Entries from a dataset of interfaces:
● ● ● ● ● ● ●

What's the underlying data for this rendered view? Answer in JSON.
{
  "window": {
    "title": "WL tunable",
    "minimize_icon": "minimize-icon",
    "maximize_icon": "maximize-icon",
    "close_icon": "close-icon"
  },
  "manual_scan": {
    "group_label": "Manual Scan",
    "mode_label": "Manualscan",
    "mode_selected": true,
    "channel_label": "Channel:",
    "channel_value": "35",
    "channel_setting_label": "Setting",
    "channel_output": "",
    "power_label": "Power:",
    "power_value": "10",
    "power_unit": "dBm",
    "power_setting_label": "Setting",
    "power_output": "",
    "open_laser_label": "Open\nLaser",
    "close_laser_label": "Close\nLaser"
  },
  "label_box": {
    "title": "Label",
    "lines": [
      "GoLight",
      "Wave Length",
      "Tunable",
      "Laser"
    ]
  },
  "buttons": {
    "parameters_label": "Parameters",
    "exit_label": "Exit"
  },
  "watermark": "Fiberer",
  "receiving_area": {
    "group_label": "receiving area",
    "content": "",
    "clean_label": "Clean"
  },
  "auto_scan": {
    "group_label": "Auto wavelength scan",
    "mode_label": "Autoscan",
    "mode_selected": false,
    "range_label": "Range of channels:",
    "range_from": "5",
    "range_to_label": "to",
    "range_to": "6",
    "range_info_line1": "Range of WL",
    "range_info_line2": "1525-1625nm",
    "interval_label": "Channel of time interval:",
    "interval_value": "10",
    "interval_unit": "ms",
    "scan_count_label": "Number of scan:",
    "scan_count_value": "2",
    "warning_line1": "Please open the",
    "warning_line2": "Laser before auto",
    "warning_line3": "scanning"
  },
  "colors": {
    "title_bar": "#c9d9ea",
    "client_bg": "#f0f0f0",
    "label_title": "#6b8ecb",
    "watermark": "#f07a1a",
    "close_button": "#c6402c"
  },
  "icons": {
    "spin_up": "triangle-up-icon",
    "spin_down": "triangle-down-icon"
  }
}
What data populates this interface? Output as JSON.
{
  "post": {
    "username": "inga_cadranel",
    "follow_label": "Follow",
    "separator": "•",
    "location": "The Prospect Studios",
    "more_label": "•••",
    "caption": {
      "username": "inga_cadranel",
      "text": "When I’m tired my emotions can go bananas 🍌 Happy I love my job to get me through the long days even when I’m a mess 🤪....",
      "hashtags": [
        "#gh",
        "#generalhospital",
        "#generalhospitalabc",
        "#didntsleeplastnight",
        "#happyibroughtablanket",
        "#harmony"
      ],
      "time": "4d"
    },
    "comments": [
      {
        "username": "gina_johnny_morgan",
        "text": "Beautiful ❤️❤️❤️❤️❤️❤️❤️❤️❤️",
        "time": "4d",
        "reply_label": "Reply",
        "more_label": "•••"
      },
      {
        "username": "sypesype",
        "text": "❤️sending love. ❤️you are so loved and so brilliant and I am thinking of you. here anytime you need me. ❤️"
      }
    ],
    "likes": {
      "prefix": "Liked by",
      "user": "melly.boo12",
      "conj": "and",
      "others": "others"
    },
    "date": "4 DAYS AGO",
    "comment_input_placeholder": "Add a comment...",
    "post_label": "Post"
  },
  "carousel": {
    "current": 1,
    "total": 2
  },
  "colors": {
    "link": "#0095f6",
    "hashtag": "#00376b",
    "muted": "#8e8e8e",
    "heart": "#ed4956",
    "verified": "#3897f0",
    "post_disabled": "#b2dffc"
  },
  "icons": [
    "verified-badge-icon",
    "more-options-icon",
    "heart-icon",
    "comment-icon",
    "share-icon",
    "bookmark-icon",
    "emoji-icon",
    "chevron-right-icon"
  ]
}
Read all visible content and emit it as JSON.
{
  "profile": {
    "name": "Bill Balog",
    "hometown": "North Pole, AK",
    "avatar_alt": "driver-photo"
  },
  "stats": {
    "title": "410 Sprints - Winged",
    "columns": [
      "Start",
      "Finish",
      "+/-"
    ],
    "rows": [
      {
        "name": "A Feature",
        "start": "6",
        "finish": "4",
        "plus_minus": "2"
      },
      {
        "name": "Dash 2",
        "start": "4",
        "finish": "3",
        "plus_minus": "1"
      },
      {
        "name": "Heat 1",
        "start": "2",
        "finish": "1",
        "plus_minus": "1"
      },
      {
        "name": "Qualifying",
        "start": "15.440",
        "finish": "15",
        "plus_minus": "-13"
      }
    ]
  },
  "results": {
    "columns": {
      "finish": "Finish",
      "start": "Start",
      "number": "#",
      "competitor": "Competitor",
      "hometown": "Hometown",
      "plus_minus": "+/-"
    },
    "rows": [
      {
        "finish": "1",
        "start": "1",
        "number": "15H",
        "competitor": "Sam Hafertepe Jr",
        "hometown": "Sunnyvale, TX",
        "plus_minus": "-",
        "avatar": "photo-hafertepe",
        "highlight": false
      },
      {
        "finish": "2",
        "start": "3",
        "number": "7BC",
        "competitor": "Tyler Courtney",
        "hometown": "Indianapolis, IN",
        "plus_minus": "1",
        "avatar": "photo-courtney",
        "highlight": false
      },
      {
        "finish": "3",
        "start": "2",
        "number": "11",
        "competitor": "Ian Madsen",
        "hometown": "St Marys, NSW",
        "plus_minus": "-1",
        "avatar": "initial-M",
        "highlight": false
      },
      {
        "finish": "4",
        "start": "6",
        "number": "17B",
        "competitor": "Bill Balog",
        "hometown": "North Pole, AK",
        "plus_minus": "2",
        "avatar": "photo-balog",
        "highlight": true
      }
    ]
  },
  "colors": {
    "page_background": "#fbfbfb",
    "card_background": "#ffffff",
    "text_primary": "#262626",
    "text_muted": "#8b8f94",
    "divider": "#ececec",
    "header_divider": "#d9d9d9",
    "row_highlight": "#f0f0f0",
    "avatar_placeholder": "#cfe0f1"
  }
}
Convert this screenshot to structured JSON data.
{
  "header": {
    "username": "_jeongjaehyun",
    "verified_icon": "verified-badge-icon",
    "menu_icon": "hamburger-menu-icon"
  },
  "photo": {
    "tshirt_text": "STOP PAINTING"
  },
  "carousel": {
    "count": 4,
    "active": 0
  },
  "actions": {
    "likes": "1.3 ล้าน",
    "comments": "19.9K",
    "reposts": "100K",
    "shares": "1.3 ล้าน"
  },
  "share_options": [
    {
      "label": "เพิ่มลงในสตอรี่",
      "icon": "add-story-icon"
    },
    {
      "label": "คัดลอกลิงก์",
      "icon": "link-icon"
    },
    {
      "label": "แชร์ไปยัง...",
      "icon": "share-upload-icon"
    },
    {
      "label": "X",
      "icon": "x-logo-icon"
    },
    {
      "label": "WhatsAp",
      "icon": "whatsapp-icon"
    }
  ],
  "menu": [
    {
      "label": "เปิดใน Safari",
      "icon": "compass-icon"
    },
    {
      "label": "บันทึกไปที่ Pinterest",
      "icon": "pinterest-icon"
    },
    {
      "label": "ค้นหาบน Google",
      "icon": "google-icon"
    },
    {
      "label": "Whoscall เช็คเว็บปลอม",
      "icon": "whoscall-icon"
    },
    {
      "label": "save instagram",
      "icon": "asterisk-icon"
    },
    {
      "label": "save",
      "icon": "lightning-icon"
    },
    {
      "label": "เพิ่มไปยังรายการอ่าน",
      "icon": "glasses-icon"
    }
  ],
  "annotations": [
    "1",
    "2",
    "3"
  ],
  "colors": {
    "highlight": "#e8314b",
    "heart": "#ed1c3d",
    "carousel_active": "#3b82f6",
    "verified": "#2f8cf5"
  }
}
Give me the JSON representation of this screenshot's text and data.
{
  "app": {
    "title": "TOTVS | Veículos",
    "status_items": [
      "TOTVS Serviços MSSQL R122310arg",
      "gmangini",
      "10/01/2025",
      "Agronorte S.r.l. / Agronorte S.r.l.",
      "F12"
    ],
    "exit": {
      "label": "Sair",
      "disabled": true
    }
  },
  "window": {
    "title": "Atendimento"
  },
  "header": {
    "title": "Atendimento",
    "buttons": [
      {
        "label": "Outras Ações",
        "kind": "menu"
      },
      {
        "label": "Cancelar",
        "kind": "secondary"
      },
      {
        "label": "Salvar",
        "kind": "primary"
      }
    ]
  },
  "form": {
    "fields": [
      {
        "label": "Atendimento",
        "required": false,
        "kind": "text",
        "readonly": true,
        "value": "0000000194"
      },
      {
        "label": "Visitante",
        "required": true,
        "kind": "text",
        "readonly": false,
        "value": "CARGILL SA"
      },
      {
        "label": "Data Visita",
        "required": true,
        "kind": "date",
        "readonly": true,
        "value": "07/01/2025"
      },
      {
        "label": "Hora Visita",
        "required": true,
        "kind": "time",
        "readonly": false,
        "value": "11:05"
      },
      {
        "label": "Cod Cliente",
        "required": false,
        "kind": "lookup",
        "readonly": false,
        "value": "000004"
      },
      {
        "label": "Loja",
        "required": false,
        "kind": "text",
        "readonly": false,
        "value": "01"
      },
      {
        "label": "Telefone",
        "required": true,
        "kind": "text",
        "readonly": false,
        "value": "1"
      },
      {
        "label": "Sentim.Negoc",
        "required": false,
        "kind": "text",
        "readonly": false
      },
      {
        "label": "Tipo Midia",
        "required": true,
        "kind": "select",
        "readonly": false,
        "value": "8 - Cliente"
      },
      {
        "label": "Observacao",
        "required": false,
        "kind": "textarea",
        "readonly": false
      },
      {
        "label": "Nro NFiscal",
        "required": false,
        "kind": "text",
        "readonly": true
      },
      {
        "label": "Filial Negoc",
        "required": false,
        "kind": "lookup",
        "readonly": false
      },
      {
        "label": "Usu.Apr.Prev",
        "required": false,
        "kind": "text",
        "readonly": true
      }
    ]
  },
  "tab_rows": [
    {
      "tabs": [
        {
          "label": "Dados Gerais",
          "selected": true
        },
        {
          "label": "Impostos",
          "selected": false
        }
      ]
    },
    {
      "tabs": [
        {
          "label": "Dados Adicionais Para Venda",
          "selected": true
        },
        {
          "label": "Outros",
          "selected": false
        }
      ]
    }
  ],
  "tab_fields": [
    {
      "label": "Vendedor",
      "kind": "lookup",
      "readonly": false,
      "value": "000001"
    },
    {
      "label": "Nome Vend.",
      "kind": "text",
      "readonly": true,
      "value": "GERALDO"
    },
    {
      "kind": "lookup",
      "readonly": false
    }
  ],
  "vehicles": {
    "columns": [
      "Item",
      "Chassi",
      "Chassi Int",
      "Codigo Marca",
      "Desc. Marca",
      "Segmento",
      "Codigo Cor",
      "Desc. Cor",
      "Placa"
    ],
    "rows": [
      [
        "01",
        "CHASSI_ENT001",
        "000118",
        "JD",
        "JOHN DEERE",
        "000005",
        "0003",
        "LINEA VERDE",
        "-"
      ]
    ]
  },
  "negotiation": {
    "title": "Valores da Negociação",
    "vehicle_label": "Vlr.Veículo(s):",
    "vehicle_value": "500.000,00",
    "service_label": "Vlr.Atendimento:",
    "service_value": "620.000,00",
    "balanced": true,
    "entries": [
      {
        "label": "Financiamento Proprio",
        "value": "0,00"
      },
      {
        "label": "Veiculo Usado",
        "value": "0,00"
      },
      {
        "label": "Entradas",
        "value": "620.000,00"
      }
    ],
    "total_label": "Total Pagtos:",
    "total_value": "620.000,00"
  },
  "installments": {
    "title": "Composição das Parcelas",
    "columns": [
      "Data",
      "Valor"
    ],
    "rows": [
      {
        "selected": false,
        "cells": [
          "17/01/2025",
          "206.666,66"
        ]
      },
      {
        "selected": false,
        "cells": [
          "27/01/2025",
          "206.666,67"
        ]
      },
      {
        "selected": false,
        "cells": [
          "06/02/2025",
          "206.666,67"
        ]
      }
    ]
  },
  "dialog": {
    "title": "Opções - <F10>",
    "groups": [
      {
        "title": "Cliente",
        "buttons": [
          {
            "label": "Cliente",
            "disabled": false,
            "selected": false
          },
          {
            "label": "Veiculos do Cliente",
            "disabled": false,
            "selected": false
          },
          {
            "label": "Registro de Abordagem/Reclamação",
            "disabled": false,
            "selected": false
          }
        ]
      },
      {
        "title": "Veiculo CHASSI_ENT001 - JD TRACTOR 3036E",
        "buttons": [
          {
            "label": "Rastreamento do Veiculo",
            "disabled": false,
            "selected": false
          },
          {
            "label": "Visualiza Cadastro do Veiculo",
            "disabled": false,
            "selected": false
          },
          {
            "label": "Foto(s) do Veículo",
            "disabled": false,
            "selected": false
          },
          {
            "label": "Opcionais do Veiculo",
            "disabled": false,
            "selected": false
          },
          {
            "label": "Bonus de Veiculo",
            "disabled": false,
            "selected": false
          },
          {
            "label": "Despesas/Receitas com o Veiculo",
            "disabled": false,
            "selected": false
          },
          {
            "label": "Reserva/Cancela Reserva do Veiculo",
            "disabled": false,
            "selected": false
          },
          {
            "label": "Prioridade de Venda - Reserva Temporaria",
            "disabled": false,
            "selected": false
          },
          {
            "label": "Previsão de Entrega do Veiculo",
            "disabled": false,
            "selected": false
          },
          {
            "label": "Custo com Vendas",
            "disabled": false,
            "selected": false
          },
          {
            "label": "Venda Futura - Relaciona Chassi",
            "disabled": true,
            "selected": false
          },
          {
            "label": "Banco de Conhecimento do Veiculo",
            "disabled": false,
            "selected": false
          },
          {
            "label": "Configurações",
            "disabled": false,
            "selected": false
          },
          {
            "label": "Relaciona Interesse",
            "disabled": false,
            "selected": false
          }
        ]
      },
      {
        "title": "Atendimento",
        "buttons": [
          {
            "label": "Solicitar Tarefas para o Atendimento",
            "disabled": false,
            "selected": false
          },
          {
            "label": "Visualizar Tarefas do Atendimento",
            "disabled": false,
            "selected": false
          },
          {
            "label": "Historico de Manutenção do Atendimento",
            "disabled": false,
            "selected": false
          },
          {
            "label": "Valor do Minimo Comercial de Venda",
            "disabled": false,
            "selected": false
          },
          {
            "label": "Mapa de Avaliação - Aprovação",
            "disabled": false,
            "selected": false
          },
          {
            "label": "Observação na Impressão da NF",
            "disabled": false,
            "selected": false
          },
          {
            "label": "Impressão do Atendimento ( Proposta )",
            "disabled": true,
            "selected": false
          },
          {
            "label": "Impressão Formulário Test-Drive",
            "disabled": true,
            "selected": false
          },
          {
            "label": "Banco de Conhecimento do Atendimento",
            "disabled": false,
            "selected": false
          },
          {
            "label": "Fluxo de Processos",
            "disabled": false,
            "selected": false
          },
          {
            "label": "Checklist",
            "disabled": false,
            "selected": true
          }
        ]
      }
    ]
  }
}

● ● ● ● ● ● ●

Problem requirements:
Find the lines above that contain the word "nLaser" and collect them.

Solution below:
    "open_laser_label": "Open\nLaser",
    "close_laser_label": "Close\nLaser"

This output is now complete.